Burkina: RRI supports an emerging civil society platform that promotes forest and land tenure rights within the context of adaptation to climate change, gender equity, and decentralization processes.
Cameroon: RRI is engaged with key stakeholders to capitalize on land and forest policy reforms, REDD initiatives, and other international processes to advance the rights agenda. We are also building recognition of participatory rights mapping as an advocacy tool, piloting alternative tenure and enterprise models and drawing focused attention to women’s and Indigenous Peoples’ rights to land and forests.
Democratic Republic of the Congo: RRI advocates for governments to incorporate participatory rights mapping into forest tenure and use zoning. In addition, we engage with civil society, government and international actors to improve recognition of customary tenure at national and provincial levels, through regulations to the Forest Code and complementary policies and laws in other sectors.
Ghana: RRI supports strategic networking and advocacy to ensure that constitutional reform addresses natural resource tenure and regulations.
Liberia: RRI strengthens communities’ roles in negotiations and social audits, especially with regard to concessions and planned REDD investments. We also support implementation of the Community Rights Law, including the legalization, regulation and sustainable practices of small-scale millers. Throughout all of our projects, we encourage women’s active participation in forest governance.
Mali: RRI supports legislative processes designed to transfer authority to local communities for natural resource management, with particular attention to legal recognition of local conventions within decentralization processes. In addition, RRI advocates for women’s tenure rights in the agriculture law, pastoralists’ rights, and farmers’ rights to benefit from on-farm trees.
Our Work in Africa
While most forests remain under government control, recognition of customary tenure systems can help promote environmental and economic progress.
|Did You Know?|
|Only 1.4% of forest areas in Africa are designated for use by communities and indigenous groups, and just 0.5% of forest area on the continent is officially owned by communities and indigenous groups.|
|Africa’s customary domain potentially covers to up to 1.4 billion hectares.|
|Of the 20 most forested countries that have adopted new important new forestland reforms since 2000, eight are in Africa.|
Forest tenure in Africa is dominated by colonial and post-colonial law, under which governments still own and control 98% of total forest area. At the local level, however, customary tenure systems remain a vital mechanism for managing forest resources and securing livelihoods for forest-dependent communities.
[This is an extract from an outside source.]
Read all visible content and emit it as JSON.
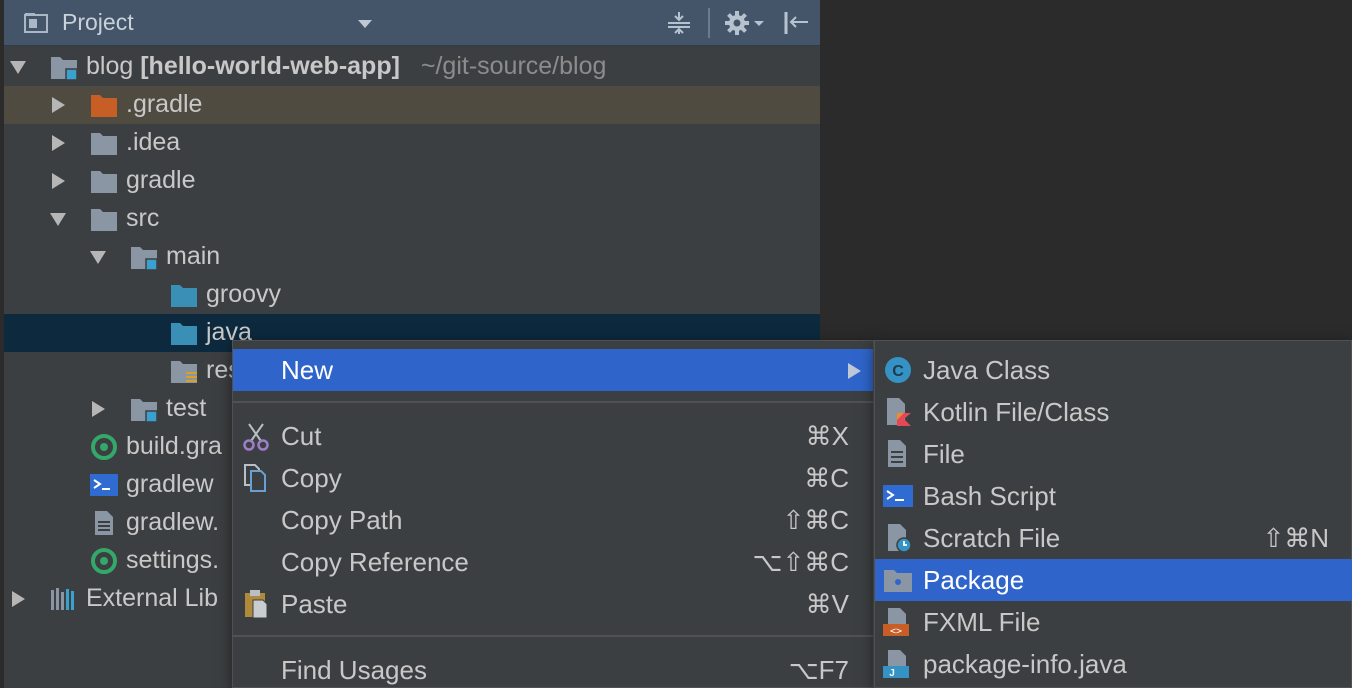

Recognition of traditional systems for managing land and resources can play a crucial role in ensuring sustainable environmental management and promoting economic development at both local and national levels.
European colonization severely marginalized customary tenure systems. To ensure their control, colonial governments developed European-based legislative systems for managing land and resources, superseding customary claims. Post-colonial governments followed their example and claimed valuable forest resources as their own.
Nevertheless, customary tenure is still widely in use at the local level, operating independently of statutory law. Across the continent, communities have longstanding customary rights that regulate use, access and ownership to land and resources. These complex systems are embedded in particular cultures, landscapes and social systems, but they have been inconsistently codified into statutory law.
The clash between official and customary governance structures presents problems from both policy and practical standpoints. Official laws need to better reflect on-the-ground realities and enable economic development for local people.
Africa is subject to a number of global challenges as well, including climate change and population growth. Local management of African forests faces further threat from industrial concessions, and increasingly from extractive and infrastructure projects, which often outweigh the interests of small-scale enterprises and local markets. The dominant model in forestry relies on state control and export-oriented industrial concessions, and has not delivered economic growth as promised.
It is increasingly clear that most concessions are not sustainable and have not generated expected added value. New economic models that reflect customary ownership and practices are emerging as important alternatives. Thus far, however, governments have provided limited support to the emerging local and domestic markets that benefit local economies and lead to more balanced and resilient economic development.
RRI’s strategy in Africa addresses the different contexts of the Sahel and the Congo Basin. It also capitalizes on synergies across Central and West Africa, both politically and in terms of gathering lessons from relevant experience.
In response to current challenges and opportunities, RRI strategic actions in Central and West Africa include:
Work to improve knowledge and understanding of the status quo of the political economy of tenure. Advocacy efforts and policy changes must be informed, guided and propelled by sound situational research and analysis.
Map land tenure, use and rights. Revealing the existing realities of land use and customary tenure is an important tool in advocating for statutory recognition.
Strengthen and network civil society organizations. In turn, these groups provide key support to communities as they strive to gain official recognition of their customary rights and claims.
Engage and secure commitment from international and regional institutions. These important institutional players need to understand and respect land ownership rights of local communities.
Create space for policy dialogue. This includes facilitating national and regional meetings with governments, policy makers, civil society and communities.
Initiate action and support the implementation of rights. Support the reform goals and strategies defined through research, by civil society groups and networks, and during policy dialogues.